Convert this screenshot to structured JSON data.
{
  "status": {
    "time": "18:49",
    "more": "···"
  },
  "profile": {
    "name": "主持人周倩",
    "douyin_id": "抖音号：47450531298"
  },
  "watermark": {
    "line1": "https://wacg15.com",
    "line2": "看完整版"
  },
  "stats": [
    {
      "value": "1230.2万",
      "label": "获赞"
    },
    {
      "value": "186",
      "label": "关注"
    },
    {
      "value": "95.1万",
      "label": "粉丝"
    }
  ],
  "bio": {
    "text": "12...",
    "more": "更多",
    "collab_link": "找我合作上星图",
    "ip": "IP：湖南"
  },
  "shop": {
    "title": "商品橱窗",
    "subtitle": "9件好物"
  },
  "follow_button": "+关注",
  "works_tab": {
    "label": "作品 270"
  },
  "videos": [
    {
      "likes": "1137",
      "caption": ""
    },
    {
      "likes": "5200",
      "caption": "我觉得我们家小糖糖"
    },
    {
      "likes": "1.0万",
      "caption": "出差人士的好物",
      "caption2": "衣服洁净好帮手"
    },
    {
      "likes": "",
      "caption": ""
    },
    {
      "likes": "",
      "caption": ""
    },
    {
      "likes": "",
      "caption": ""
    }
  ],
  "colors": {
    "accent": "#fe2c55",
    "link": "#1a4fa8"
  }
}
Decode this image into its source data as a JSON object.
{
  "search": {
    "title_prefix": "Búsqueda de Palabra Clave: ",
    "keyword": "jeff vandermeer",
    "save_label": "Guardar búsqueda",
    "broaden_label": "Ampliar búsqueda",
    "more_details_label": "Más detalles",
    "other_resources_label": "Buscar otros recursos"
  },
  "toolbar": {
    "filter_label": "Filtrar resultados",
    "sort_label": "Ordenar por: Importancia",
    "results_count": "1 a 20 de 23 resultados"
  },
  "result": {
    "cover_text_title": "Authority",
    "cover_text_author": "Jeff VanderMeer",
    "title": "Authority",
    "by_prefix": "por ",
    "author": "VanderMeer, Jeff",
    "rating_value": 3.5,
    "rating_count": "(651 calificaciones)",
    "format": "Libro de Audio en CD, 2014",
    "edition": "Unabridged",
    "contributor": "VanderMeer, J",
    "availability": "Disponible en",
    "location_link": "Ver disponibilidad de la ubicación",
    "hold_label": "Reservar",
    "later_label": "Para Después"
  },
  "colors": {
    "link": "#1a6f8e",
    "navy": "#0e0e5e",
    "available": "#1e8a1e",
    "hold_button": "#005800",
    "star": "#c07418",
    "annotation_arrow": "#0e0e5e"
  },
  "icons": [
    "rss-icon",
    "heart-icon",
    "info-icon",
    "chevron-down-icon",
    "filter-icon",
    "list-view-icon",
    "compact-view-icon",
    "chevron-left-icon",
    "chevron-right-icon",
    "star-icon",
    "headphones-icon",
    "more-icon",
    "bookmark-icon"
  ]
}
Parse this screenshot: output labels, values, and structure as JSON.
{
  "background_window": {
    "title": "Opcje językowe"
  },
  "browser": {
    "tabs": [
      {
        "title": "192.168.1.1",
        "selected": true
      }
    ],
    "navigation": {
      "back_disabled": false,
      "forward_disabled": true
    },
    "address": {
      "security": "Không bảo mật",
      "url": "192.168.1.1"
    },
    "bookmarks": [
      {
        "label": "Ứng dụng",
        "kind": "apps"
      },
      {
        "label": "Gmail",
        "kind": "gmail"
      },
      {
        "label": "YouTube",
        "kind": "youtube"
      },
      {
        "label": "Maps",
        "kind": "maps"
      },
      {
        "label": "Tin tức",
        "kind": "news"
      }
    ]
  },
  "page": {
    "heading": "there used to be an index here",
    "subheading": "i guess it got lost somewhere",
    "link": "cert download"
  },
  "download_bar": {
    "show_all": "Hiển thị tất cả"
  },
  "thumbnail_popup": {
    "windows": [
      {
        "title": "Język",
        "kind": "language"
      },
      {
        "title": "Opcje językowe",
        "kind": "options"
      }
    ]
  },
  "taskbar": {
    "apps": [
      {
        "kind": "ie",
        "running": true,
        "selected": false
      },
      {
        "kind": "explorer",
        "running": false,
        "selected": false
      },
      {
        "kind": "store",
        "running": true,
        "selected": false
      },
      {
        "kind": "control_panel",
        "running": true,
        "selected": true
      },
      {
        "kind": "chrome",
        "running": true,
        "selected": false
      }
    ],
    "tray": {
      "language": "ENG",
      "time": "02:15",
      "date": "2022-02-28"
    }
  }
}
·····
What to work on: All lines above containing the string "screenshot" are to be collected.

Exercise output:
Convert this screenshot to structured JSON data.
Parse this screenshot: output labels, values, and structure as JSON.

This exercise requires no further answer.